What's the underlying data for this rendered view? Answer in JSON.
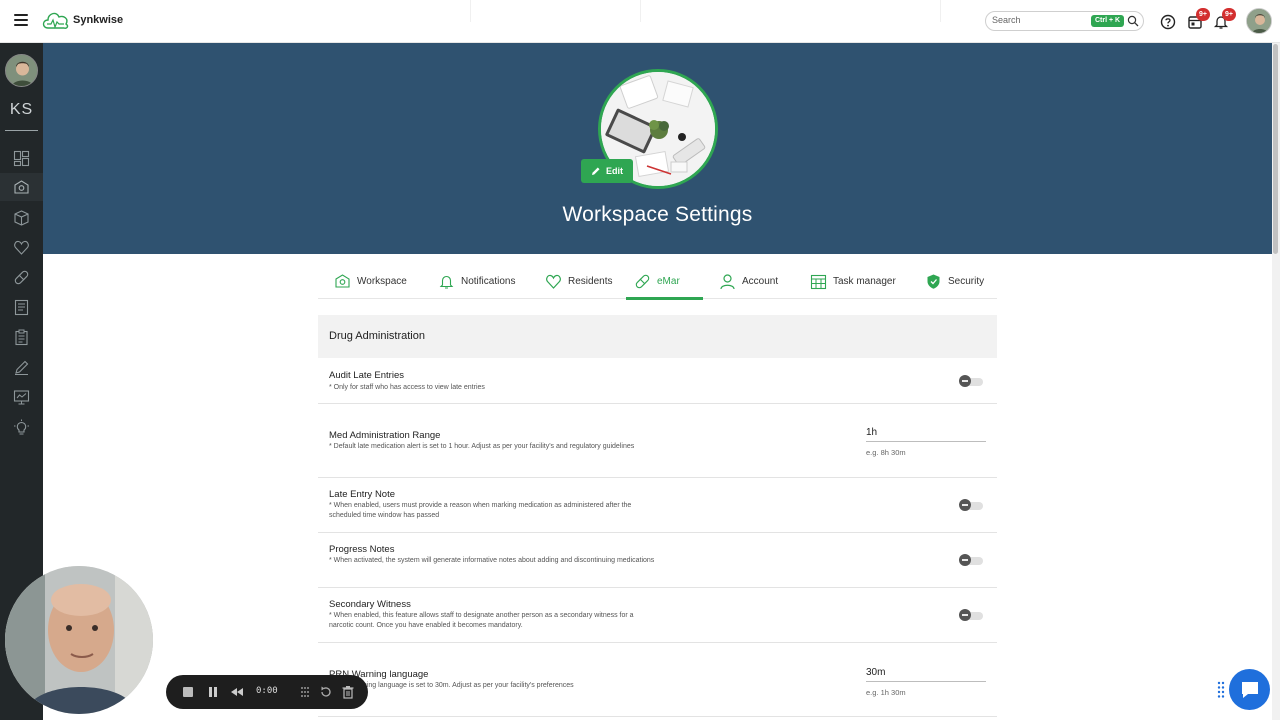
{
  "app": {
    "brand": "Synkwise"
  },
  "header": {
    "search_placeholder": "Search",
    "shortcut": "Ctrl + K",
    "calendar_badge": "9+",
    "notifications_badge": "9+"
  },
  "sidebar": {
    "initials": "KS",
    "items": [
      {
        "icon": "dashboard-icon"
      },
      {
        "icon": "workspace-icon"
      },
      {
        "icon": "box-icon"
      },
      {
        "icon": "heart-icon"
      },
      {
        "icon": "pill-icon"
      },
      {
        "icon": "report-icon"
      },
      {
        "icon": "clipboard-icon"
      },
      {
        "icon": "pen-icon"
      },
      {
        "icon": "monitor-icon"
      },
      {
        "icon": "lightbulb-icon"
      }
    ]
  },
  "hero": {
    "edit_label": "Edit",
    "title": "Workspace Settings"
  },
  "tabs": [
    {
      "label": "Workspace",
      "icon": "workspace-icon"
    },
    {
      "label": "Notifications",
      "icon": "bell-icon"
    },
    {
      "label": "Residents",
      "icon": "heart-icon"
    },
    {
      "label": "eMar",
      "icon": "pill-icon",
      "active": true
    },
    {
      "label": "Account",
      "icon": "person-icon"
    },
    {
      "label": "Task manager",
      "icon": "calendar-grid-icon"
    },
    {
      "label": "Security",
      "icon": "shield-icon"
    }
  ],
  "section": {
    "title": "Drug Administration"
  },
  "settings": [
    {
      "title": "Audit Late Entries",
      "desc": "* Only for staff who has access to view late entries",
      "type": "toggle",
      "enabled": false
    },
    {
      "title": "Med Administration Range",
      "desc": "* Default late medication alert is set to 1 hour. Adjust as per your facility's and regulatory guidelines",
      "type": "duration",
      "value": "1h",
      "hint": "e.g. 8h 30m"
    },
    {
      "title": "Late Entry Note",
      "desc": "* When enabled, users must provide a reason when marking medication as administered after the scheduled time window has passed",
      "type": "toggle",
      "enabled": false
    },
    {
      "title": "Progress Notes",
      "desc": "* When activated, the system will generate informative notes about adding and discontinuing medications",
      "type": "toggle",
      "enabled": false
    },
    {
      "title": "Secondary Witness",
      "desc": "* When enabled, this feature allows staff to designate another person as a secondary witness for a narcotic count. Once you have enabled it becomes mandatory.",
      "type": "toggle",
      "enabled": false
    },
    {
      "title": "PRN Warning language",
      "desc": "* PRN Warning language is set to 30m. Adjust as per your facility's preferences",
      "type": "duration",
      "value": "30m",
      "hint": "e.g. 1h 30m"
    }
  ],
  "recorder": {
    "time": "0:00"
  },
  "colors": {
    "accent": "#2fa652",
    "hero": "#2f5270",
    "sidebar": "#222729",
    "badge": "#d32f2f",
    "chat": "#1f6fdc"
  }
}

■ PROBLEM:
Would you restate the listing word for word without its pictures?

■ EXERCISE RESPONSE:
What's the underlying data for this rendered view? Answer in JSON.
{
  "app": {
    "brand": "Synkwise"
  },
  "header": {
    "search_placeholder": "Search",
    "shortcut": "Ctrl + K",
    "calendar_badge": "9+",
    "notifications_badge": "9+"
  },
  "sidebar": {
    "initials": "KS",
    "items": [
      {
        "icon": "dashboard-icon"
      },
      {
        "icon": "workspace-icon"
      },
      {
        "icon": "box-icon"
      },
      {
        "icon": "heart-icon"
      },
      {
        "icon": "pill-icon"
      },
      {
        "icon": "report-icon"
      },
      {
        "icon": "clipboard-icon"
      },
      {
        "icon": "pen-icon"
      },
      {
        "icon": "monitor-icon"
      },
      {
        "icon": "lightbulb-icon"
      }
    ]
  },
  "hero": {
    "edit_label": "Edit",
    "title": "Workspace Settings"
  },
  "tabs": [
    {
      "label": "Workspace",
      "icon": "workspace-icon"
    },
    {
      "label": "Notifications",
      "icon": "bell-icon"
    },
    {
      "label": "Residents",
      "icon": "heart-icon"
    },
    {
      "label": "eMar",
      "icon": "pill-icon",
      "active": true
    },
    {
      "label": "Account",
      "icon": "person-icon"
    },
    {
      "label": "Task manager",
      "icon": "calendar-grid-icon"
    },
    {
      "label": "Security",
      "icon": "shield-icon"
    }
  ],
  "section": {
    "title": "Drug Administration"
  },
  "settings": [
    {
      "title": "Audit Late Entries",
      "desc": "* Only for staff who has access to view late entries",
      "type": "toggle",
      "enabled": false
    },
    {
      "title": "Med Administration Range",
      "desc": "* Default late medication alert is set to 1 hour. Adjust as per your facility's and regulatory guidelines",
      "type": "duration",
      "value": "1h",
      "hint": "e.g. 8h 30m"
    },
    {
      "title": "Late Entry Note",
      "desc": "* When enabled, users must provide a reason when marking medication as administered after the scheduled time window has passed",
      "type": "toggle",
      "enabled": false
    },
    {
      "title": "Progress Notes",
      "desc": "* When activated, the system will generate informative notes about adding and discontinuing medications",
      "type": "toggle",
      "enabled": false
    },
    {
      "title": "Secondary Witness",
      "desc": "* When enabled, this feature allows staff to designate another person as a secondary witness for a narcotic count. Once you have enabled it becomes mandatory.",
      "type": "toggle",
      "enabled": false
    },
    {
      "title": "PRN Warning language",
      "desc": "* PRN Warning language is set to 30m. Adjust as per your facility's preferences",
      "type": "duration",
      "value": "30m",
      "hint": "e.g. 1h 30m"
    }
  ],
  "recorder": {
    "time": "0:00"
  },
  "colors": {
    "accent": "#2fa652",
    "hero": "#2f5270",
    "sidebar": "#222729",
    "badge": "#d32f2f",
    "chat": "#1f6fdc"
  }
}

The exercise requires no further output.